§ EXERCISE AIM
Filter the entries that follow, copying every line in which the word "Hashrate" appears.

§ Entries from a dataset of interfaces
════

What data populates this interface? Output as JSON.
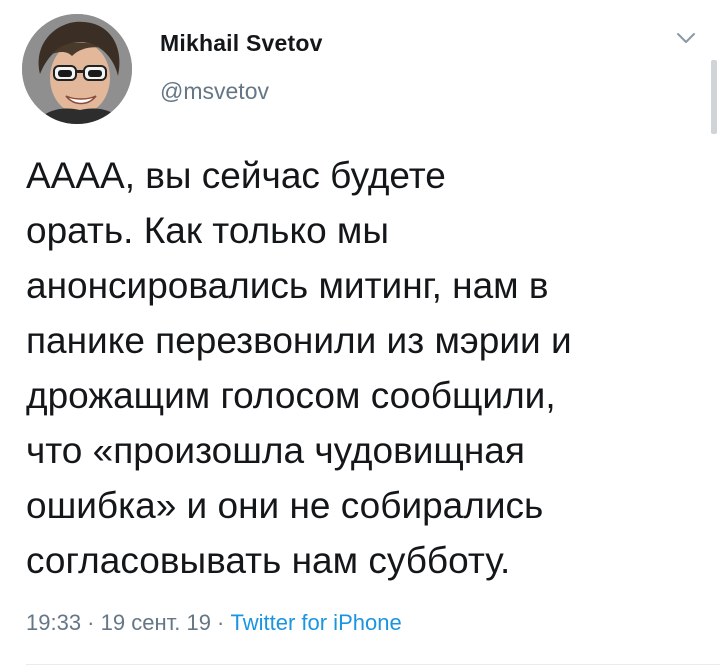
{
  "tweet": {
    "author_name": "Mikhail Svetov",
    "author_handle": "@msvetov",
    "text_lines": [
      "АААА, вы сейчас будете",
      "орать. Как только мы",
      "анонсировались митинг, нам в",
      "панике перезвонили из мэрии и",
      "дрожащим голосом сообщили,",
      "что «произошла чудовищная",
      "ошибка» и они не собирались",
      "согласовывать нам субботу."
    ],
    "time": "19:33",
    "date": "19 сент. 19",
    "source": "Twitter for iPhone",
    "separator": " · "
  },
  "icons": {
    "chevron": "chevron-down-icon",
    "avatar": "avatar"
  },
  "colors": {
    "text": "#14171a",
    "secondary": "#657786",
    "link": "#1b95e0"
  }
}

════

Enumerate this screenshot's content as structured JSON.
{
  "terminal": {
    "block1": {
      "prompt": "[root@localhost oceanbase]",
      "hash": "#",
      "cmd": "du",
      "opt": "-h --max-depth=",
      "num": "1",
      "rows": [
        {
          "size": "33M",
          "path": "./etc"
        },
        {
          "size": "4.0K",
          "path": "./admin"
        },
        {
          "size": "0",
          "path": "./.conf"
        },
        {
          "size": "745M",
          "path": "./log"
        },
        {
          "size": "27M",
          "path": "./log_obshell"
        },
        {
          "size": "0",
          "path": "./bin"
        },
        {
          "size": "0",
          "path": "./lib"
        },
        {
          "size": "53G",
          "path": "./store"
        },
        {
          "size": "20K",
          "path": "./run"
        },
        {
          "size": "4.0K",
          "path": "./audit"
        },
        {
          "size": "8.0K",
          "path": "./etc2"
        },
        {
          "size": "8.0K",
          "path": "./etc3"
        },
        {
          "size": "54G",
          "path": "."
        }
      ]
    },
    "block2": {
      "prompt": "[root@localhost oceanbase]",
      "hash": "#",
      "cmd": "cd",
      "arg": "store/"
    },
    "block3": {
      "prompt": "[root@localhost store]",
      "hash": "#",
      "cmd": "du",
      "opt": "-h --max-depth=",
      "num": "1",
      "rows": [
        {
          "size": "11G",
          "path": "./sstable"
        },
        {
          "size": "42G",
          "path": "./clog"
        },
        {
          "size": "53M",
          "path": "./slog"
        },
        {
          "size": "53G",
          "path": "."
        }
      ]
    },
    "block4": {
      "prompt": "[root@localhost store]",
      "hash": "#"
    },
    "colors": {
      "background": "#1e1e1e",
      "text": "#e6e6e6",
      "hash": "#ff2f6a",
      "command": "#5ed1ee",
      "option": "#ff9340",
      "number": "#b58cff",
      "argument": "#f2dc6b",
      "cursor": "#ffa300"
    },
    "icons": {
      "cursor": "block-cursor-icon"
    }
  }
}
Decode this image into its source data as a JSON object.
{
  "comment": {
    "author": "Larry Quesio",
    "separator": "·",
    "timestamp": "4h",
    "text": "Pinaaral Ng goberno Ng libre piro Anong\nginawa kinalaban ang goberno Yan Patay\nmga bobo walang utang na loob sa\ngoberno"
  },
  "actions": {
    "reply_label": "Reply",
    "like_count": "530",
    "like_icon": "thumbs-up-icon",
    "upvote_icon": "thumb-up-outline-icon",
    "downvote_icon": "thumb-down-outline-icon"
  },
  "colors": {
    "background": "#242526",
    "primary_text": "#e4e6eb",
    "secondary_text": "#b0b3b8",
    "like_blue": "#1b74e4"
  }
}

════

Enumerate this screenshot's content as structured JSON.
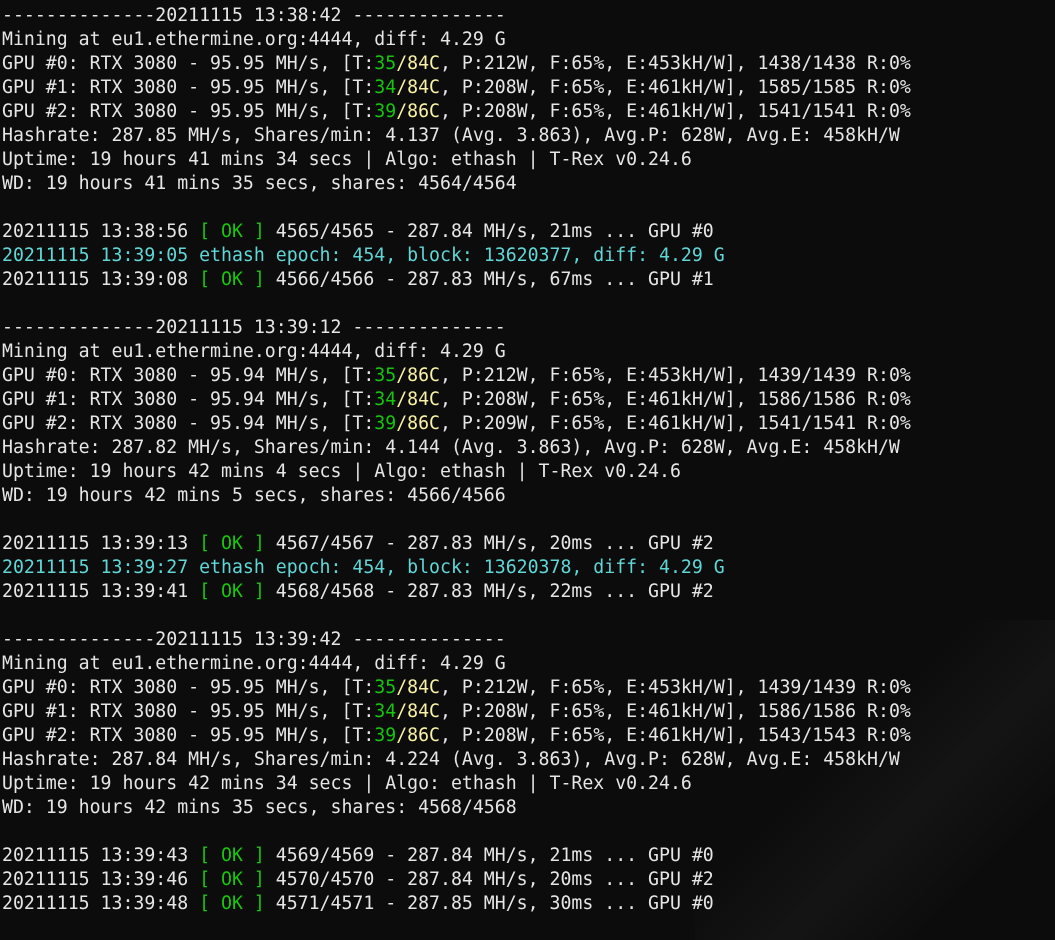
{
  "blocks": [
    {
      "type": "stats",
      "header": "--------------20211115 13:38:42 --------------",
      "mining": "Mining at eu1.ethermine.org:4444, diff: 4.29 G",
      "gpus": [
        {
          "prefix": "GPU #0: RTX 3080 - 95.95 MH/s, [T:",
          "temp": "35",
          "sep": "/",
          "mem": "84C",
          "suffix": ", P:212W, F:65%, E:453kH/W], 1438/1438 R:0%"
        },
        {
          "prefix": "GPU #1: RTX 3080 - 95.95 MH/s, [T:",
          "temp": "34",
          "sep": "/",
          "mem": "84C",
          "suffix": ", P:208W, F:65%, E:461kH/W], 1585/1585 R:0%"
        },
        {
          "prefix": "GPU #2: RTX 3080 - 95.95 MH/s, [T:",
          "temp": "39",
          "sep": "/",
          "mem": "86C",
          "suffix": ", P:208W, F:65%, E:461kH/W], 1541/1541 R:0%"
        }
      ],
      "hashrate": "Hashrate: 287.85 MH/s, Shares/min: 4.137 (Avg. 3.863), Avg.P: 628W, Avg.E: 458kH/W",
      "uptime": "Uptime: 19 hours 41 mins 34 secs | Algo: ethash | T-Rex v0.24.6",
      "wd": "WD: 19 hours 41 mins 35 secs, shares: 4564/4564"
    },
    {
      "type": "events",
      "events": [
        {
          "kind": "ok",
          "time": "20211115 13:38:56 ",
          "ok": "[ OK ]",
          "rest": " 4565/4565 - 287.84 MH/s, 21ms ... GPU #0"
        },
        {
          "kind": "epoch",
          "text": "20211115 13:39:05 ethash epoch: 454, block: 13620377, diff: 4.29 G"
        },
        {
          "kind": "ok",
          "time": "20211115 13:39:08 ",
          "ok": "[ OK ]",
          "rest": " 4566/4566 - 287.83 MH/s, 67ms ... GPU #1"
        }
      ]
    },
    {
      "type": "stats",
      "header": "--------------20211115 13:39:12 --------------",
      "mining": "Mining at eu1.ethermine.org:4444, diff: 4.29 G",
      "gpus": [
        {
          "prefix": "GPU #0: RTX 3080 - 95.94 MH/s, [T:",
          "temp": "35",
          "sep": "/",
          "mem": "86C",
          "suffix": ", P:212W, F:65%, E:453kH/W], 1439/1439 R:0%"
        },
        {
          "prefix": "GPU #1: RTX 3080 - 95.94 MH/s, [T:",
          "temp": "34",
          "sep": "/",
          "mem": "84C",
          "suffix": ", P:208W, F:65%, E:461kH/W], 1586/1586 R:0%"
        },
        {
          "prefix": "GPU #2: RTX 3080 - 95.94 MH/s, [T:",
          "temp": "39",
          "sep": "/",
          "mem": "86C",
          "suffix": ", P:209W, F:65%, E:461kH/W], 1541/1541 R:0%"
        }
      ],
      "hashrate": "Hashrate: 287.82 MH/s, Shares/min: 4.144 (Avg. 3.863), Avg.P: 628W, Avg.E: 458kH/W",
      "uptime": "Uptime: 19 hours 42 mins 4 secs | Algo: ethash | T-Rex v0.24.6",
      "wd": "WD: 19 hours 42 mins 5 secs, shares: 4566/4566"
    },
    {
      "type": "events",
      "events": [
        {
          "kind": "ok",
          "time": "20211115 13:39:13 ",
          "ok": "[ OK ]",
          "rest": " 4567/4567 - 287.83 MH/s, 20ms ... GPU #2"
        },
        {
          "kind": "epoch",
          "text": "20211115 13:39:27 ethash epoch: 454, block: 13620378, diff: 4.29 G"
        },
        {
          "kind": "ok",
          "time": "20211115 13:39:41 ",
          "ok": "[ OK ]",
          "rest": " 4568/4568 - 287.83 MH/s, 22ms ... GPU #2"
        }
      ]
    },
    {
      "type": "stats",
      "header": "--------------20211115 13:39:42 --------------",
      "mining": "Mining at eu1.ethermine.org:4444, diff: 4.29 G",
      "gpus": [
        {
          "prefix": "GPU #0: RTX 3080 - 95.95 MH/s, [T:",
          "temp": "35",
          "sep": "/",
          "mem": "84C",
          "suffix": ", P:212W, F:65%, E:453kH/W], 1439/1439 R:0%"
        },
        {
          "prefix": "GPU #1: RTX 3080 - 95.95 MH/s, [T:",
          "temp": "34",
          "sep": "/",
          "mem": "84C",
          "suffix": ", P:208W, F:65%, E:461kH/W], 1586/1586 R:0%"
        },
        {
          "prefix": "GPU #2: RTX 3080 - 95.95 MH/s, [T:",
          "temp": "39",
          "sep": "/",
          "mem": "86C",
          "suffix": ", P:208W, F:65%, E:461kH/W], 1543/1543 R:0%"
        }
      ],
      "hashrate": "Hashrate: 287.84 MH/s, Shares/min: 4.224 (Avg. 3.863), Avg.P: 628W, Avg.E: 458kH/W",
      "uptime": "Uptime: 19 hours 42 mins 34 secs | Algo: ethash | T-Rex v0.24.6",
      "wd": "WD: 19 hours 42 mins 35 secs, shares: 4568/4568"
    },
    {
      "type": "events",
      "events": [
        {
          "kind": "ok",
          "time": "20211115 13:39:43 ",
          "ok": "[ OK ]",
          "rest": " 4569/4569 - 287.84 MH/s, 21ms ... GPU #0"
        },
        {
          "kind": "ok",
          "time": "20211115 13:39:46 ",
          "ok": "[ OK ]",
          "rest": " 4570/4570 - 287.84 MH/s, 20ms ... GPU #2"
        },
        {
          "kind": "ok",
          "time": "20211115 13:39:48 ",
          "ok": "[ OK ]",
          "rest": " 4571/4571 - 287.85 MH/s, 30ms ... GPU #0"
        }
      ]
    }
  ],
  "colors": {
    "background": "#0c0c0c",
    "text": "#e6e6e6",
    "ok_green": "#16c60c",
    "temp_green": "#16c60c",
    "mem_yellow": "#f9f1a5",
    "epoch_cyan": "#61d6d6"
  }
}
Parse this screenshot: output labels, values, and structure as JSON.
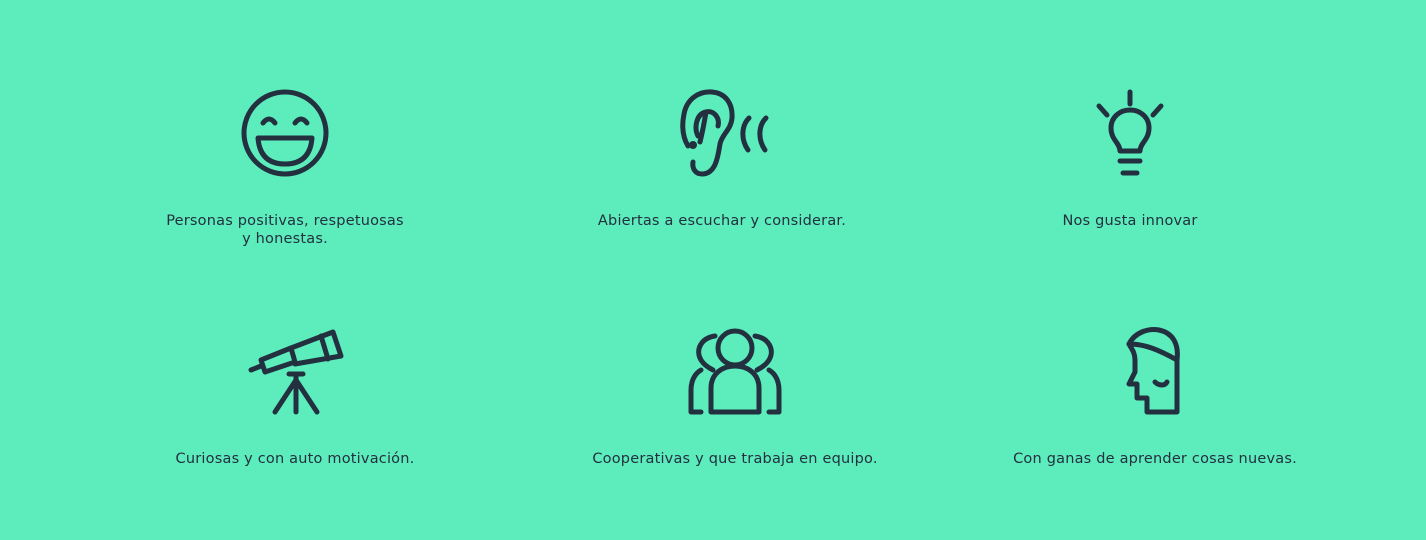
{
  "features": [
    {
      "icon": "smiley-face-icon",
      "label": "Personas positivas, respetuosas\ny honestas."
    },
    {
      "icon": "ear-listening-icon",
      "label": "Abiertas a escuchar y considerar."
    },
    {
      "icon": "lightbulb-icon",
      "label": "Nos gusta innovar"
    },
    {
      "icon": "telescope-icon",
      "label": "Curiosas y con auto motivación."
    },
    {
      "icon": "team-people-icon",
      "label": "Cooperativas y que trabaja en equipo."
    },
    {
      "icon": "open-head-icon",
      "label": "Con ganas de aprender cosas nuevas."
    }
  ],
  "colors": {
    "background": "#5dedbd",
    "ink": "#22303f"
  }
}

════

§ RESULT OF THE EXERCISE
      "hashrate": "Hashrate: 287.85 MH/s, Shares/min: 4.137 (Avg. 3.863), Avg.P: 628W, Avg.E: 458kH/W",
      "hashrate": "Hashrate: 287.82 MH/s, Shares/min: 4.144 (Avg. 3.863), Avg.P: 628W, Avg.E: 458kH/W",
      "hashrate": "Hashrate: 287.84 MH/s, Shares/min: 4.224 (Avg. 3.863), Avg.P: 628W, Avg.E: 458kH/W",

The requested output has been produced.